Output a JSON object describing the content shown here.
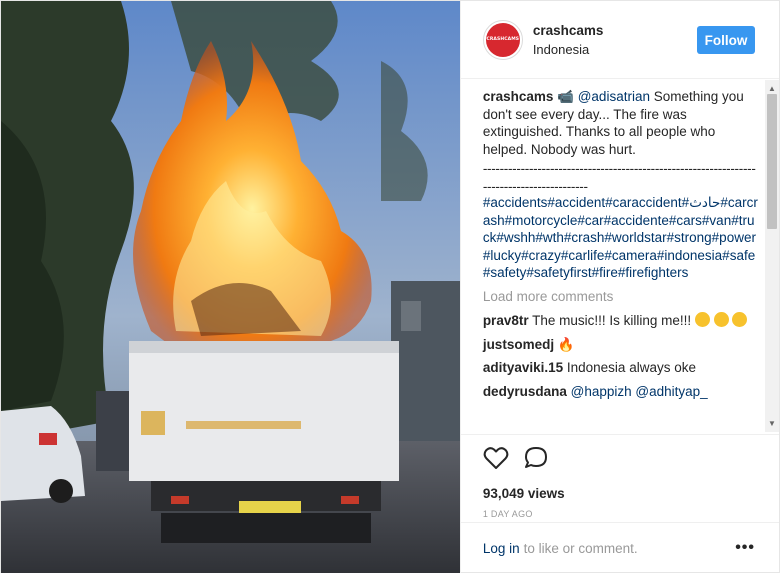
{
  "post": {
    "username": "crashcams",
    "location": "Indonesia",
    "follow_label": "Follow",
    "avatar_text": "CRASHCAMS",
    "caption": {
      "author": "crashcams",
      "mention": "@adisatrian",
      "text": "Something you don't see every day... The fire was extinguished. Thanks to all people who helped. Nobody was hurt.",
      "dashes": "------------------------------------------------------------------------------------------",
      "hashtags": "#accidents#accident#caraccident#حادث#carcrash#motorcycle#car#accidente#cars#van#truck#wshh#wth#crash#worldstar#strong#power#lucky#crazy#carlife#camera#indonesia#safe#safety#safetyfirst#fire#firefighters"
    },
    "load_more": "Load more comments",
    "comments": [
      {
        "author": "prav8tr",
        "text": "The music!!! Is killing me!!!"
      },
      {
        "author": "justsomedj",
        "text": ""
      },
      {
        "author": "adityaviki.15",
        "text": "Indonesia always oke"
      },
      {
        "author": "dedyrusdana",
        "mention1": "@happizh",
        "mention2": "@adhityap_"
      }
    ],
    "views": "93,049 views",
    "date": "1 DAY AGO",
    "login_link": "Log in",
    "login_text": "to like or comment.",
    "more_label": "•••"
  },
  "icons": {
    "like": "heart-icon",
    "comment": "comment-icon",
    "more": "more-options-icon",
    "emoji_laugh": "tears-of-joy-emoji",
    "emoji_fire": "fire-emoji"
  },
  "colors": {
    "accent": "#3897f0",
    "link": "#003569",
    "muted": "#999999",
    "brand": "#d7282f"
  }
}
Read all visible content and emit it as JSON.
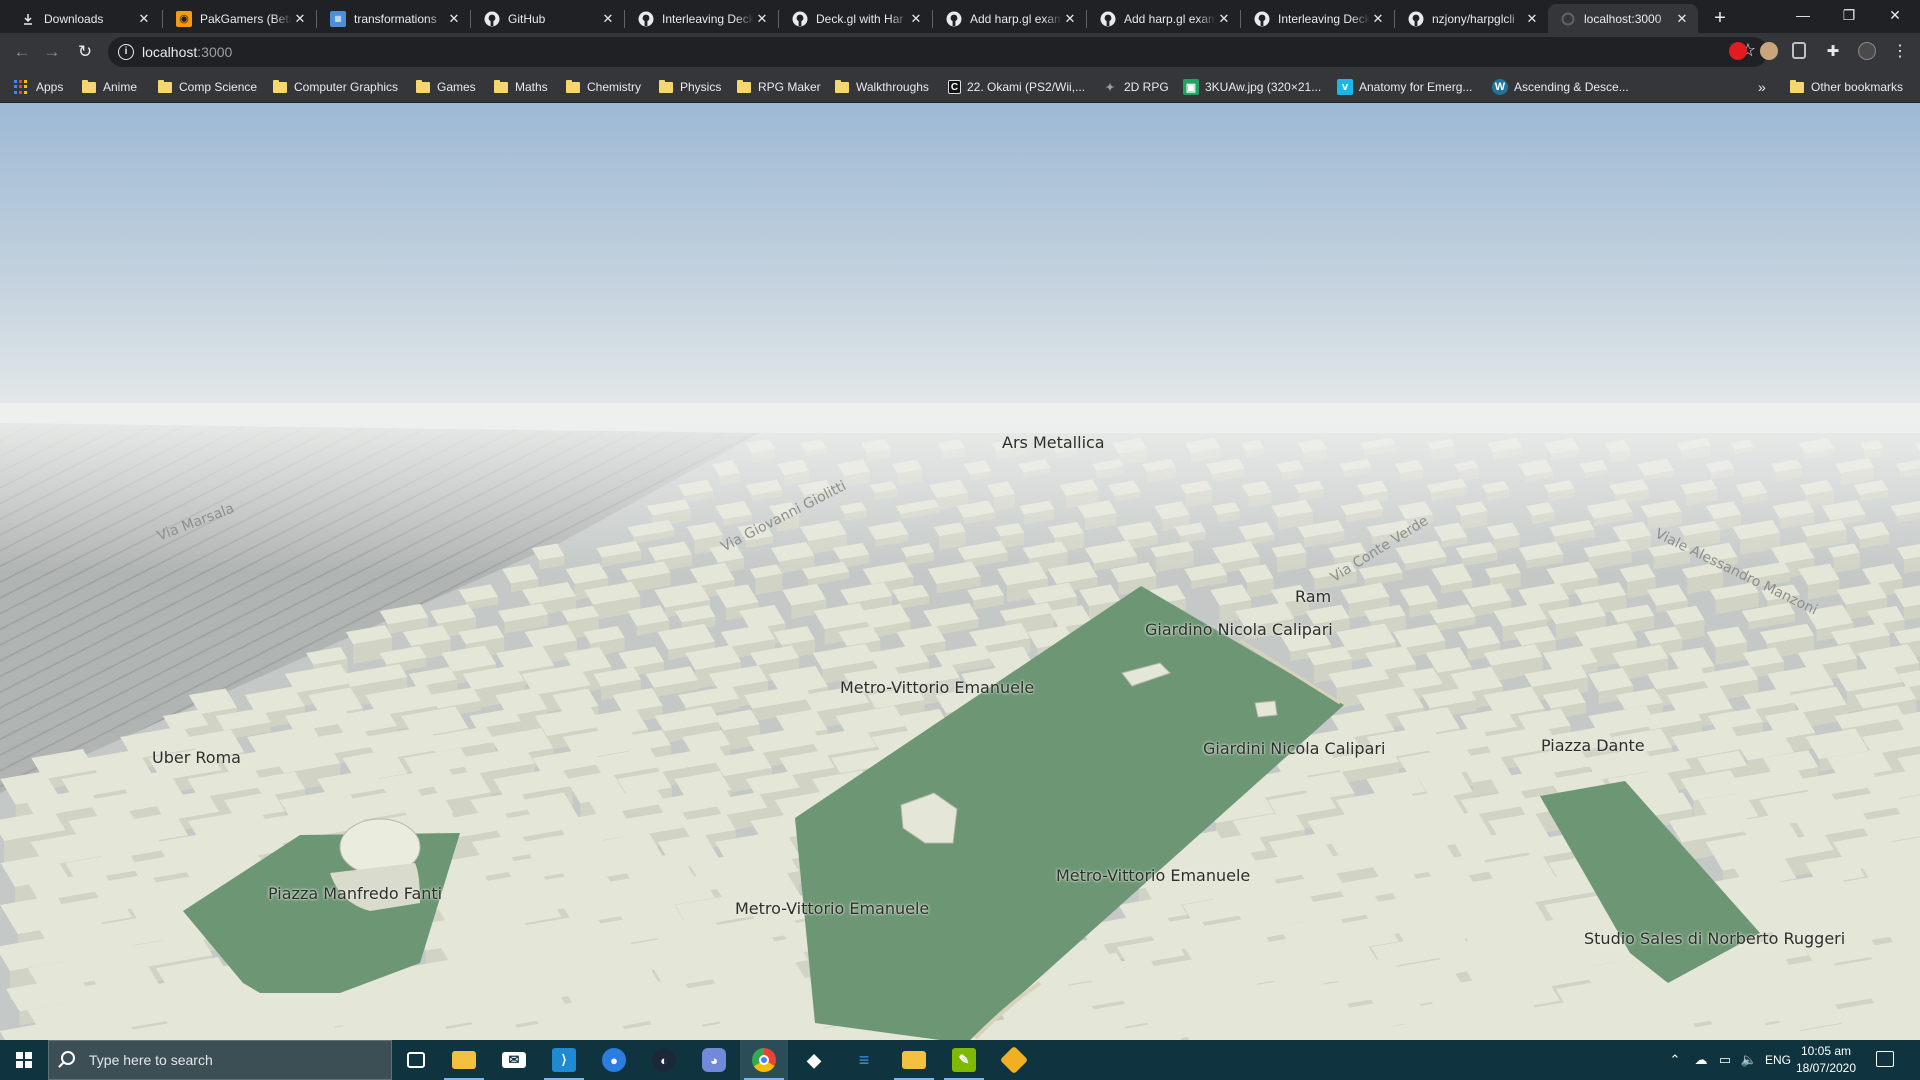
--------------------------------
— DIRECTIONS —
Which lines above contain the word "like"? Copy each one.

— EXERCISE OUTPUT —
    "login_text": "to like or comment.",
    "like": "heart-icon",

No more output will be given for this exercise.